More recently, the emergence of regulation in various parts of the world, such as Corporate Governance Codes, displays an increasing expectation by governments that companies will consider and integrate the perspectives of stakeholders.
Companies will benefit from the structured incorporation of stakeholder perspectives into the management of such strategic challenges as political risk, emerging competitors, and the cumulative impact of foreign direct investment in a new region. Even when it comes to gathering stakeholder insights for a materiality assessment, companies are often finding that their most material issues cannot be addressed unilaterally, via direct action, but must rely on partnerships, collaboration, and efforts to influence policy.
All of this suggests the need for a more ambitious approach to stakeholder engagement. While there is still a place for reactive efforts to monitor emerging conversations or respond to critiques, we believe that further effort is best applied to proactive, ambitious efforts that can result in collaboration and concrete change.
Our advice: Answer the following questions to understand your objectives:
- PRIORITY: What is our priority in engaging stakeholders at this phase? Reacting to external pressures? Developing strategic insights? Protecting our reputation? Seeking innovation and building new products and services? Building relationships in new markets? Mitigating systemic risk?
- SCOPE: What is the scope? Let us consider issues and geography to set boundaries. Given increasing transparency, we should consider both global and local exposure—and the interaction between them.
- WHERE does engagement fit in our organization? Who should be the owners or take responsibility for stakeholder management - (CEO, corporate affairs, business units, etc.)? What is their level of willingness and understanding?

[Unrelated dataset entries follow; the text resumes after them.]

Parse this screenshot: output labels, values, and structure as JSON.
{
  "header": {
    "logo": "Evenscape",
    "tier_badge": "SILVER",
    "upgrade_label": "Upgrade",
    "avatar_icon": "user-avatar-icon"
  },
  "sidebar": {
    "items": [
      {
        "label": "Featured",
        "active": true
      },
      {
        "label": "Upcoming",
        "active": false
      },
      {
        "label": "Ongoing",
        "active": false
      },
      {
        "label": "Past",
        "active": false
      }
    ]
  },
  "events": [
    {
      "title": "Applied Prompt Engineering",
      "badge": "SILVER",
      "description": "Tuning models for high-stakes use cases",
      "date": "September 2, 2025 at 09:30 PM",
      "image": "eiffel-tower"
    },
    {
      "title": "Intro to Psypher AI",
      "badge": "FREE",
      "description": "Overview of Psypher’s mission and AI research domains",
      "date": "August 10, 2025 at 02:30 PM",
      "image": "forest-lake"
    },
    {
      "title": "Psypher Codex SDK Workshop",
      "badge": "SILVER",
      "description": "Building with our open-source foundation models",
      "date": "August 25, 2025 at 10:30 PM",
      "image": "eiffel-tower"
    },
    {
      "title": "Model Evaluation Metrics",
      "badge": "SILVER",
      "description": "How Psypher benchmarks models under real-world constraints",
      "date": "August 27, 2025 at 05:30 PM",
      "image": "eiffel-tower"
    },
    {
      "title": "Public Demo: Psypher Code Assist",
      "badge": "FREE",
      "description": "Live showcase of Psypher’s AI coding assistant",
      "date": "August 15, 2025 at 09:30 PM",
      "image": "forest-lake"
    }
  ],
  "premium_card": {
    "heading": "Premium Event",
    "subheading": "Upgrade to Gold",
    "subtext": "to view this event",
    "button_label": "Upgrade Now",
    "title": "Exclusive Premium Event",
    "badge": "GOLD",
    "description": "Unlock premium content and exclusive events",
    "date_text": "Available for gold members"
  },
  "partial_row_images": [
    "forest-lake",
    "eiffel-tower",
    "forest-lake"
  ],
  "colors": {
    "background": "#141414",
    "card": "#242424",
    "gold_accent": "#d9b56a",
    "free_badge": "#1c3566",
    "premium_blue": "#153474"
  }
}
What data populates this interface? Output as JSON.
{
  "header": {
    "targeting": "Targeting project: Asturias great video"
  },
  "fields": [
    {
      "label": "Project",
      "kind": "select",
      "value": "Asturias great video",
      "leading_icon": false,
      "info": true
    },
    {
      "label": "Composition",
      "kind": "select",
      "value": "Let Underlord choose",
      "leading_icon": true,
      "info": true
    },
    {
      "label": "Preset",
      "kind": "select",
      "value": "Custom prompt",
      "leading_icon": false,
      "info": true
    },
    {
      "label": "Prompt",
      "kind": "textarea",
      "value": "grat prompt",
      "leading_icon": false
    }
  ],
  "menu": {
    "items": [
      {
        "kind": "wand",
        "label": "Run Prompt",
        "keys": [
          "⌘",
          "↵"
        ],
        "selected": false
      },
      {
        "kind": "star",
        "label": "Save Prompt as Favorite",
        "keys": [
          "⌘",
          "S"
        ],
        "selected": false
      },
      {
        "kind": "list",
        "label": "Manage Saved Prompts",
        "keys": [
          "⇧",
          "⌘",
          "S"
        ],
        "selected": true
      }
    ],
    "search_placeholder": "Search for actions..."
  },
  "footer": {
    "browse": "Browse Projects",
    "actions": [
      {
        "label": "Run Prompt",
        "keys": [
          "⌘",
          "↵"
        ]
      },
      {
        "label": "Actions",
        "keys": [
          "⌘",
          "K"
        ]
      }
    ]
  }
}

Your strategy should carefully define the boundaries of your stakeholder landscape. In a broad corporate stakeholder engagement process that envisages longer-term relationships, a full stakeholder mapping may be required; this will be addressed below. However, more specific, time-bound engagements may not require a full engagement process because relevant stakeholder groups are already apparent. For example:
- Community engagement exercises need local civil society groups and citizens.
- A mix of mainstream and socially responsible investors may be well-placed to give feedback on your new reporting approach.
- Academics and digital rights experts may be best placed to help you navigate how to handle hate speech on your digital platform.
Finally, how you engage is directly informed by your overall vision and level of ambition, whether the engagement is proactive or reactive, and by the resources available. Most important, you need to determine whether this is to be a one-off event or the start of an ongoing, iterative process.
Next Generation Consultants have assisted numerous corporations across South Africa with stakeholder management and engagement. Our deep understanding of complex settings provides us with an advantage when it comes to material stakeholder engagement strategies and stakeholder management plans
For more information, visit our website or contact us to assist you with your stakeholder management activities – firstname.lastname@example.org